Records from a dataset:

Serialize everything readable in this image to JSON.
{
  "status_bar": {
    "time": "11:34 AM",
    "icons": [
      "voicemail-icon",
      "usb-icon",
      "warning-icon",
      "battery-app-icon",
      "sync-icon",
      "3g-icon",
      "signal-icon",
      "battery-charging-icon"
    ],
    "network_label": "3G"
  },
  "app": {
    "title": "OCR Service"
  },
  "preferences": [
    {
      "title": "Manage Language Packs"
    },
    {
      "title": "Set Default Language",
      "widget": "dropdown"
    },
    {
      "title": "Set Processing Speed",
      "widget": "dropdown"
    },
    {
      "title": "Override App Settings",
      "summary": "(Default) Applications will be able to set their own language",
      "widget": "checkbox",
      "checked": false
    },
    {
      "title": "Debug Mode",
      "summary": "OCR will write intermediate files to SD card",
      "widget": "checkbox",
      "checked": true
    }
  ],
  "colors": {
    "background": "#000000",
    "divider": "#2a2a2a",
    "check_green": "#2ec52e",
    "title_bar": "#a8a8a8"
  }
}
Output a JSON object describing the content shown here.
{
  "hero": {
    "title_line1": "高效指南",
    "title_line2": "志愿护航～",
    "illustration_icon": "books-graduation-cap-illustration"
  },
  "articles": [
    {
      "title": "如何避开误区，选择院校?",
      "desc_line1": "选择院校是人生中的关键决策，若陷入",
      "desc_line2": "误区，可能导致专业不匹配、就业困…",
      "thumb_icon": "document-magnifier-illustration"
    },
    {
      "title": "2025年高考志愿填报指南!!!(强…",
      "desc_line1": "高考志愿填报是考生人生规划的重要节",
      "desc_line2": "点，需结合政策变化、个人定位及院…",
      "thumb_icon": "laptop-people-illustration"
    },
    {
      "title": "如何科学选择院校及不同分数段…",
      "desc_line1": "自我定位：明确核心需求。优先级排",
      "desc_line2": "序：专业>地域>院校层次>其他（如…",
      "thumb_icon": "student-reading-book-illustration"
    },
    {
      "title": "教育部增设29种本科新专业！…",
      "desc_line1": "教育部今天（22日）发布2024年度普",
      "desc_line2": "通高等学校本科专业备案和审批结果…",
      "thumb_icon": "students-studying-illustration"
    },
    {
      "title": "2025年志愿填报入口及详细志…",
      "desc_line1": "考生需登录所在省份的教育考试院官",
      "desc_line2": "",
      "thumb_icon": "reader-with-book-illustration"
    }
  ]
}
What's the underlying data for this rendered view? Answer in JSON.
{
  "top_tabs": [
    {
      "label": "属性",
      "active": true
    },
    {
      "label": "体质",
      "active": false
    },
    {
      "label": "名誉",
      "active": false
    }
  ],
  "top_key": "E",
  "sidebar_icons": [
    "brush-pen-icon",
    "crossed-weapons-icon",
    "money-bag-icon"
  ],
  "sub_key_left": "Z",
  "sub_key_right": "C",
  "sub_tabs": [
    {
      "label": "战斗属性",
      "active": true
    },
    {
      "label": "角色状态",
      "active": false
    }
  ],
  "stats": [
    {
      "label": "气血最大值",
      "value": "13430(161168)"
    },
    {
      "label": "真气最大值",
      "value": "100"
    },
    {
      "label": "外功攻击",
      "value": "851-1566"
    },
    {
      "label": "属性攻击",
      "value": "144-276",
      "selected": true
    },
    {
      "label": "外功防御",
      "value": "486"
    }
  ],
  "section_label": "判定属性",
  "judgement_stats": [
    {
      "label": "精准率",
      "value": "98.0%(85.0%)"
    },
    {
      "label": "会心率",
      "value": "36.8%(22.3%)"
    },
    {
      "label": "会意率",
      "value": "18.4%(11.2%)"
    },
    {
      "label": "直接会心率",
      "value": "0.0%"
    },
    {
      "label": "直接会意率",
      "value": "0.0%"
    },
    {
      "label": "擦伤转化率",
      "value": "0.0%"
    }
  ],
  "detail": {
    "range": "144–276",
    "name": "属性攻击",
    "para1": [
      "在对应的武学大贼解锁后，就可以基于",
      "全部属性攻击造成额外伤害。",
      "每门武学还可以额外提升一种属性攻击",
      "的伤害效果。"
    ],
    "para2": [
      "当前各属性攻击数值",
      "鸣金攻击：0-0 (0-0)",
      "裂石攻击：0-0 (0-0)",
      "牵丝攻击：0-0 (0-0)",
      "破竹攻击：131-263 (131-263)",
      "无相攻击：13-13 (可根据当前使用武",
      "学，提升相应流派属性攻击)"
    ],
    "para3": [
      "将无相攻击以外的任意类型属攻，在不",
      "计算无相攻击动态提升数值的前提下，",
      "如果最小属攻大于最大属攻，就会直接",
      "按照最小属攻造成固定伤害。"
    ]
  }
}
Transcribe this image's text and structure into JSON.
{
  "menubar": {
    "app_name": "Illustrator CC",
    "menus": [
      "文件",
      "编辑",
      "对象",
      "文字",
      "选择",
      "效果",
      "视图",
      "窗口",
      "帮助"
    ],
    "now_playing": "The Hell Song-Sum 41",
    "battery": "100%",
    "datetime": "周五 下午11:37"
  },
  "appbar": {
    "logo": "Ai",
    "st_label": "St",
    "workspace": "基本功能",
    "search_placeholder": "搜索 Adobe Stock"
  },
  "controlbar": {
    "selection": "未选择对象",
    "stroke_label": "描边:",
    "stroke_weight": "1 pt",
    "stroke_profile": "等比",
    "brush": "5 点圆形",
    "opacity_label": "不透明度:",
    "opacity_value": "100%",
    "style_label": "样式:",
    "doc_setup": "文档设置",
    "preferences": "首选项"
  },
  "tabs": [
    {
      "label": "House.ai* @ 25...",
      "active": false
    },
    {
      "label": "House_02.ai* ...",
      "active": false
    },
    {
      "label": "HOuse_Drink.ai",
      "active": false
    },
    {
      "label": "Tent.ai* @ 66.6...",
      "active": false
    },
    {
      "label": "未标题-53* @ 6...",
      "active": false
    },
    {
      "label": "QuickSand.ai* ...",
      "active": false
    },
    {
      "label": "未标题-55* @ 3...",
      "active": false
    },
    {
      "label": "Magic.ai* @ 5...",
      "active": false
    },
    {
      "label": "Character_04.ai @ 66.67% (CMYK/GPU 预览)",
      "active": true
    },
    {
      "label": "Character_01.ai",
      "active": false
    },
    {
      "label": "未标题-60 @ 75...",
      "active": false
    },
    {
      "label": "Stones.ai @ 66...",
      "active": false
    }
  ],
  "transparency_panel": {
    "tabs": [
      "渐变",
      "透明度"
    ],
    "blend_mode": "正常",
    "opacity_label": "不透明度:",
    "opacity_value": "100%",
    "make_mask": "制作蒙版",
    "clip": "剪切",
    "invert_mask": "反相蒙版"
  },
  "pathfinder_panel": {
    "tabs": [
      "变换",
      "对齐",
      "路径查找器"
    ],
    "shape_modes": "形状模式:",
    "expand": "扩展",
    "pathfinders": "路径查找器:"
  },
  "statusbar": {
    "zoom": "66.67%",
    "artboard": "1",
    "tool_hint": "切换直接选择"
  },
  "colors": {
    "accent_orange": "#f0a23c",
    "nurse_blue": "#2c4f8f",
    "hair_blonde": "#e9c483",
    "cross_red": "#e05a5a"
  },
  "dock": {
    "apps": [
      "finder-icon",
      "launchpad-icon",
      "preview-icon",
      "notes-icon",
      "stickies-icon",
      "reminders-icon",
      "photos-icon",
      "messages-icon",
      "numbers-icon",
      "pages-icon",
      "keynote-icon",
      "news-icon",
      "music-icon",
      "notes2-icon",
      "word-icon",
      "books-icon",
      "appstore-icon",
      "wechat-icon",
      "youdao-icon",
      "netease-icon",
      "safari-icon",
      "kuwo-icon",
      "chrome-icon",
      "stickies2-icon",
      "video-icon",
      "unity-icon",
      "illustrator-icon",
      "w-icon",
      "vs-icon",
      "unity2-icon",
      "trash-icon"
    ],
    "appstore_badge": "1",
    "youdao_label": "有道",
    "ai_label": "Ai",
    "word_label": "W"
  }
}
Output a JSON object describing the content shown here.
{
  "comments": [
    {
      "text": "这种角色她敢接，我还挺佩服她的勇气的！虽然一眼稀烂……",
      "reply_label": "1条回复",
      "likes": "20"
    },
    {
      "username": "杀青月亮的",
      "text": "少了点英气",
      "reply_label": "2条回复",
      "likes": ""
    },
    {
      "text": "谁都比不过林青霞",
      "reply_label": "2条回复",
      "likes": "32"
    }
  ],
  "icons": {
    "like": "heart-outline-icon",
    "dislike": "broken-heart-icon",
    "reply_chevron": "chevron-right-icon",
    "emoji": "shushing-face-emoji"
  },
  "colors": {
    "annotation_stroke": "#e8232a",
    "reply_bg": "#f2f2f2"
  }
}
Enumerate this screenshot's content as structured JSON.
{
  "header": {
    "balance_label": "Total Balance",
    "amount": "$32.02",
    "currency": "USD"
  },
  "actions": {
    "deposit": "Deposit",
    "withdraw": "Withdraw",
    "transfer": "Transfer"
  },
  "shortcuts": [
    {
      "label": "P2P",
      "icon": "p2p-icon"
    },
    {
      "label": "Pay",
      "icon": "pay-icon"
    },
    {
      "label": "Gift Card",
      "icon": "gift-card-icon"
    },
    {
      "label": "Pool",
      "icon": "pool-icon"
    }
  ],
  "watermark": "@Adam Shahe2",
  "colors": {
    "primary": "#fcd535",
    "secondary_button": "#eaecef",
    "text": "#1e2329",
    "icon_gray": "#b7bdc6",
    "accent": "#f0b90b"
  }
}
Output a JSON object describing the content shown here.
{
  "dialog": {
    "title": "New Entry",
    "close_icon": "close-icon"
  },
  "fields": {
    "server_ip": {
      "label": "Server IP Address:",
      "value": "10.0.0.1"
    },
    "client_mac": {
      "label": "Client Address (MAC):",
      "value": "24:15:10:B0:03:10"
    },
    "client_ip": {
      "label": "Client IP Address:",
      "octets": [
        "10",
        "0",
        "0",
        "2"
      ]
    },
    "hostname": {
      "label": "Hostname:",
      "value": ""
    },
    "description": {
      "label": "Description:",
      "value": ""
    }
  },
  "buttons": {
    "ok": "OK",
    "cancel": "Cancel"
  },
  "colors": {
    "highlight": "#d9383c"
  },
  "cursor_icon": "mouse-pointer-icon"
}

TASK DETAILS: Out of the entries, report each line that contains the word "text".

OUTPUT OF THE EXERCISE:
Transcribe this image's text and structure into JSON.
      "text": "这种角色她敢接，我还挺佩服她的勇气的！虽然一眼稀烂……",
      "text": "少了点英气",
      "text": "谁都比不过林青霞",
    "text": "#1e2329",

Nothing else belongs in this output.